Acceptance and Commitment Therapy (ACT) is a third wave cognitive behavioral therapy. ACT uses key concepts from more traditional therapy interventions but extends and adds an emphasis on holistic well-being, taking an all-around approach to improving how we think, feel, and act.
The first core process of ACT starts with Contacting the Present Moment. This process underscores the importance of NOW, meaning that the only time that is important is the present – the past and future only exist as thoughts occurring in the present, thus, being here now keeps us from getting lost in our thoughts. This involves flexibly paying attention to both what is happening within you and outside of you.

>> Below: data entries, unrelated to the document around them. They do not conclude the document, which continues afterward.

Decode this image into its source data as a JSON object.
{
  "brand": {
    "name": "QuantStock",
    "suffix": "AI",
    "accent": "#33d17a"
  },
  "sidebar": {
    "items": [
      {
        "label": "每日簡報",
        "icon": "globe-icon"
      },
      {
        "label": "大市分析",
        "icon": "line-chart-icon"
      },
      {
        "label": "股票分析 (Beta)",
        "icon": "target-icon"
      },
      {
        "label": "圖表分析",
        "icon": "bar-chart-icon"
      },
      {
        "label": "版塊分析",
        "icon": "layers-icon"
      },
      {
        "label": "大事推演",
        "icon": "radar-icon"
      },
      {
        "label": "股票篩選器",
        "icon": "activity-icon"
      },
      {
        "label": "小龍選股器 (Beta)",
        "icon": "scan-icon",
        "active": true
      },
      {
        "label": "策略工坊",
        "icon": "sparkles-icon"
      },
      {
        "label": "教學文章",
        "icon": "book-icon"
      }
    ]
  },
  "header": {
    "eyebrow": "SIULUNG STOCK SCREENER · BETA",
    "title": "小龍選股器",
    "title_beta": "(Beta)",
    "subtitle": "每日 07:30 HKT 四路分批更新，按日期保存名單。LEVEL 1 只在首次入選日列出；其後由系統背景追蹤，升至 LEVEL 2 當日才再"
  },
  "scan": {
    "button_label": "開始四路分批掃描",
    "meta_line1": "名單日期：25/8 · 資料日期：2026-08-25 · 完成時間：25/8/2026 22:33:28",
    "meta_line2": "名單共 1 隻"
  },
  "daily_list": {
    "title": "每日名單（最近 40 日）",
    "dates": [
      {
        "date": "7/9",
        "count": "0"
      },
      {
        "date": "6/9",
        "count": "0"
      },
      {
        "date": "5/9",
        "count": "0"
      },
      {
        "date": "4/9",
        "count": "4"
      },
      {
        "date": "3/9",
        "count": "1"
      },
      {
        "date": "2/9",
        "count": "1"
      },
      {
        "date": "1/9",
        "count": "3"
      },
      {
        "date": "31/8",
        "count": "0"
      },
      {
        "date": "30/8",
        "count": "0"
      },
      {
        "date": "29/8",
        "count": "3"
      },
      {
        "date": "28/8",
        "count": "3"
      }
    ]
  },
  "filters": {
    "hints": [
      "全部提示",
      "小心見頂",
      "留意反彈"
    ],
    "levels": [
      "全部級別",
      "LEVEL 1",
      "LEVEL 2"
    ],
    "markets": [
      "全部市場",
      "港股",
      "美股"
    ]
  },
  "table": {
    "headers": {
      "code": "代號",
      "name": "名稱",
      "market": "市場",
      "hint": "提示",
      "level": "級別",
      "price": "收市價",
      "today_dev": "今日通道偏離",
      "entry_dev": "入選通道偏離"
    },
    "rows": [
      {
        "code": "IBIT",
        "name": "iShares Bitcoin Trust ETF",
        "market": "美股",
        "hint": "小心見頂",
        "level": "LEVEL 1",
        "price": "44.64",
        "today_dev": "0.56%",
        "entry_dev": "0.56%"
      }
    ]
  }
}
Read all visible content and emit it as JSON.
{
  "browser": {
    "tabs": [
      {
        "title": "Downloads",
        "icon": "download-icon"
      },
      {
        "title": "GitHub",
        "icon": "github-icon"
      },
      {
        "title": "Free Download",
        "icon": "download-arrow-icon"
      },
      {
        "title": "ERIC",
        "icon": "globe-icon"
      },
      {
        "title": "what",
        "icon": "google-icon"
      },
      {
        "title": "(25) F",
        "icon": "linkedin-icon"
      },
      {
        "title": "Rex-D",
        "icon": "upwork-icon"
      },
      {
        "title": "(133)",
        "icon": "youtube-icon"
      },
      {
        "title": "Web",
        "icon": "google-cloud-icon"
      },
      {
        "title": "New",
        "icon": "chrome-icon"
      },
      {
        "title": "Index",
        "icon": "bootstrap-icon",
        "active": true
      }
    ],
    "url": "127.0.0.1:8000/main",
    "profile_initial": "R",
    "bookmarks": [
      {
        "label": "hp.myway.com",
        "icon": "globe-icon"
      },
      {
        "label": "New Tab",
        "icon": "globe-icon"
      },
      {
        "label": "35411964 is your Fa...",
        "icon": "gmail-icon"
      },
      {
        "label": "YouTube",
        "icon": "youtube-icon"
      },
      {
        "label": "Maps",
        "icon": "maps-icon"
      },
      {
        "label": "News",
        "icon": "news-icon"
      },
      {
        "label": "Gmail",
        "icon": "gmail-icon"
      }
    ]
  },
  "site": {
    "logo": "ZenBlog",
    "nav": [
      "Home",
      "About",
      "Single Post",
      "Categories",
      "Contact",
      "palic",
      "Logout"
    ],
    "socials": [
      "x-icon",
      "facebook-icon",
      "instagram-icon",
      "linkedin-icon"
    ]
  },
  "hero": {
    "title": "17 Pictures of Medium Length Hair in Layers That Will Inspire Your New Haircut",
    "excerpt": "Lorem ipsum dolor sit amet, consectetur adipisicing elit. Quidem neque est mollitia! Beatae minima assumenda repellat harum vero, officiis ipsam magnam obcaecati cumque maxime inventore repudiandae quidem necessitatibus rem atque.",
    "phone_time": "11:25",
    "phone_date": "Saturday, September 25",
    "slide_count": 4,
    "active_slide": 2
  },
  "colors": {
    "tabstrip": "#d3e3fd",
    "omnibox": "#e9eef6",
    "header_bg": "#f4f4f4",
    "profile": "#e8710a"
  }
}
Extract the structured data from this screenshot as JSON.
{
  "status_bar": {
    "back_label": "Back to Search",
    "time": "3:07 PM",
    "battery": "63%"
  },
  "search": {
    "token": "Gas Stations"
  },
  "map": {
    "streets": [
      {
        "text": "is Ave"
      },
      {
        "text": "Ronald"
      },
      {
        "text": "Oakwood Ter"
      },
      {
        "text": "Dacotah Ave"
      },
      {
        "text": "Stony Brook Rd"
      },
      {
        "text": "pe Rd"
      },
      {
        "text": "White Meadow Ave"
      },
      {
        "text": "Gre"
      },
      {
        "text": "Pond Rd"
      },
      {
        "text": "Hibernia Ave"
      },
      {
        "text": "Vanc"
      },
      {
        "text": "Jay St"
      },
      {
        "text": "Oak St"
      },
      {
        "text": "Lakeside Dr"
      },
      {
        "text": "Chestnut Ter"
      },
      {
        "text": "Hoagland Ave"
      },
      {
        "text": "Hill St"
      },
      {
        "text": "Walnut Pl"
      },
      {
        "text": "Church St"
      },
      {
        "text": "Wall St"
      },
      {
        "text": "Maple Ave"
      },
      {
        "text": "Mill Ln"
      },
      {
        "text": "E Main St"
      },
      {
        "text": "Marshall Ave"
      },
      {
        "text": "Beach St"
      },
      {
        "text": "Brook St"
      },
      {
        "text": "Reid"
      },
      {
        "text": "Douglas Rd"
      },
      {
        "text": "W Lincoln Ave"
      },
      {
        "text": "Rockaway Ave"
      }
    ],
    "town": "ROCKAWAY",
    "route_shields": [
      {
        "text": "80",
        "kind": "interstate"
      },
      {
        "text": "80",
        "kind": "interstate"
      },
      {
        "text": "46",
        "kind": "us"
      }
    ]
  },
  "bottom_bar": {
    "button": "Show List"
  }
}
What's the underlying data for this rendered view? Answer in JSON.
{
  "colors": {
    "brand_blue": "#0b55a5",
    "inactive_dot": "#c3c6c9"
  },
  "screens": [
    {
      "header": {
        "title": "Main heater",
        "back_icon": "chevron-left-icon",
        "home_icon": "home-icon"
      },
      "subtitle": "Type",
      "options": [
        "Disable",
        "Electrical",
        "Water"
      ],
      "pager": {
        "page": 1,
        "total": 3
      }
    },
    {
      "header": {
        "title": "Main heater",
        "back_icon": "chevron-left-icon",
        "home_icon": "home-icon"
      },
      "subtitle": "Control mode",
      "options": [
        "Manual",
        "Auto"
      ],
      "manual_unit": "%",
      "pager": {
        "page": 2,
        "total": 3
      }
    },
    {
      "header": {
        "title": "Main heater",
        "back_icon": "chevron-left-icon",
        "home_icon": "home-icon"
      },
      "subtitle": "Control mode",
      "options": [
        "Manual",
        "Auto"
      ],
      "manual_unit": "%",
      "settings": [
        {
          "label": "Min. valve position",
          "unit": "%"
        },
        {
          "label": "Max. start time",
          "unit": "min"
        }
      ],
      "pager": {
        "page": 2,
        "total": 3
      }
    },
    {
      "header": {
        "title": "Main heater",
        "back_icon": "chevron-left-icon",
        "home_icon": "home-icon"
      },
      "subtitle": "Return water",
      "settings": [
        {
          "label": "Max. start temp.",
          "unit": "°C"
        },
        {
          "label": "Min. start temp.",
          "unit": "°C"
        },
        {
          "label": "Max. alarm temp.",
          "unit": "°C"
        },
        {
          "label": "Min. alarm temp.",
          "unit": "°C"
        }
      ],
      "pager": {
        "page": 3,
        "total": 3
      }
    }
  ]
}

An easy way to start experiencing the present moment is to first acknowledge that the mind likes to problem solve. We are constantly looking out for problems and then identifying solutions – which is sometimes awesome (thanks, brain!), but it can also get in the way. Three basic steps to contacting the present moment are:
- Notice what is happening inside and outside of you (mindfulness)
- Letting go of your thoughts (defusion)
- Let your feelings be (acceptance)
We’ve covered mindfulness (and we will cover defusion and acceptance in coming weeks). We know that mindfulness can be easier said than done. But give it a try! Even if you’re only able to contact the present moment for one minute, that’s one minute that you’ve allowed yourself to truly tune in to where you are, right here, right now, in the present moment.